Football (1944, 1946-1948) Basketball (1946-1948) and Baseball (1948)
Dick Yates was an athlete's athlete. Born and raised in Denver, Yates opted to continue his tri-sport endeavors at the University of Denver. Yates was an exceptional athlete, playing football, basketball and baseball for the Pioneers. In his period at DU, Yates received and astounding eight letters in those three different sports. Following his Pioneer playing days, Yates went into academics, teaching and coaching at several Denver area high schools. Because of his accomplishments as an athlete and a person, Yates was inducted into the Colorado Sports Hall of Fame in 1988.
Karen Beer transferred to the University of Denver after her freshman year at the University of Tulsa. Beer was an instant hit for the Pioneers, helping the team win the Division II national title in her first year at DU, claiming the all-around competition and top honors in three of the four individual events. Beer followed up her first year success in the 1982 and 1983 seasons, winning national titles in the balance beam, the all-around competition, the floor exercise and the uneven bars, earning All-American honors in each event. Because of her outstanding achievements as a gymnast, Beer was named DU's Female Athlete of the Year for four consecutive years. Karen was a four-time All-American selection, being named Colorado Sports Women of the year in 1984.
Carol Doyas came East to continue her education after being born and raised in the Bay Area. While at the University of Denver, Doyas became a dominant swimmer. She won the AIAW championship in the 100-butterfly in 1980. She was also selected to the first-team All-American squad in 1980. Doyas went to nationals in 1981 with great expectations placed on her shoulders, and true to form, Doyas again came out on top again in the 100-butterfly. After graduation, Doyas left the swimming arena and eventually formed a woodworking company with her husband.
Barbara Kidder was a pioneer for the University of Denver's ski program. During a period of uncertainty around the world, Kidder's focus was to bring a national title to the DU athletic program. After three steady years honing her skills, Kidder came alive in the 1946 national championships. In that year, Kidder became the first DU skier, male or female, to win a National Collegiate Championship. The importance of Kidder's accomplishments on the ski slopes went a long way to further women's athletics, and her accomplishments were recognized nationally with her induction into the National Ski Hall of Fame. The state of Colorado also recognized Kidder's influence, naming her to the Colorado Ski Hall of Fame. Kidder is one of nine Pioneer alumni to be inducted into the Colorado Ski Hall of Fame.

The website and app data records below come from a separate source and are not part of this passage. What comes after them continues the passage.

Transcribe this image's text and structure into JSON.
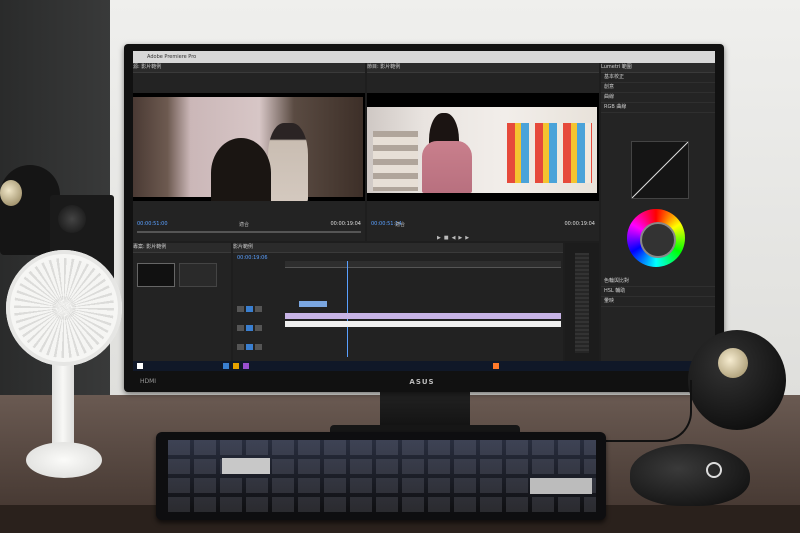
{
  "monitor": {
    "brand": "ASUS",
    "hdmi_label": "HDMI"
  },
  "app": {
    "window_title": "Adobe Premiere Pro",
    "source_panel_label": "源: 影片範例",
    "program_panel_label": "節目: 影片範例",
    "effects_panel_label": "Lumetri 範圍",
    "project_panel_label": "專案: 影片範例",
    "timeline_panel_label": "影片範例",
    "source_timecode_left": "00:00:51:00",
    "source_timecode_right": "00:00:19:04",
    "program_timecode_left": "00:00:51:14",
    "program_timecode_right": "00:00:19:04",
    "source_fit": "適合",
    "program_fit": "適合",
    "timeline_timecode": "00:00:19:06",
    "effects_rows": [
      "基本校正",
      "創意",
      "曲線",
      "RGB 曲線",
      "色相飽和度曲線",
      "色輪與比對",
      "HSL 輔助",
      "暈映"
    ]
  },
  "colors": {
    "accent": "#3a7fd0",
    "timecode_blue": "#5aa0ff",
    "panel_bg": "#1e1e1e"
  },
  "icons": [
    "close-icon",
    "minimize-icon",
    "maximize-icon",
    "play-icon",
    "windows-start-icon"
  ]
}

Linda Raunig set the standard for women's basketball at the University of Denver. After her outstanding playing career, Rauning earned the distinction of becoming the only DU athlete to have a jersey number retired. Raunig left the University with 16 school records in scoring and rebounding. As a scorer, Raunig averaged 17.1 points a game for her career. Also a force on the boards, she brought down 955 rebounds in her four years as a Pioneer. In the 1978-79 season, Raunig was twice as good, leading the team in both scoring and rebounding. Raunig continued her basktball career as a professional after leaving DU, before moving into the coaching ranks at the collegiate level.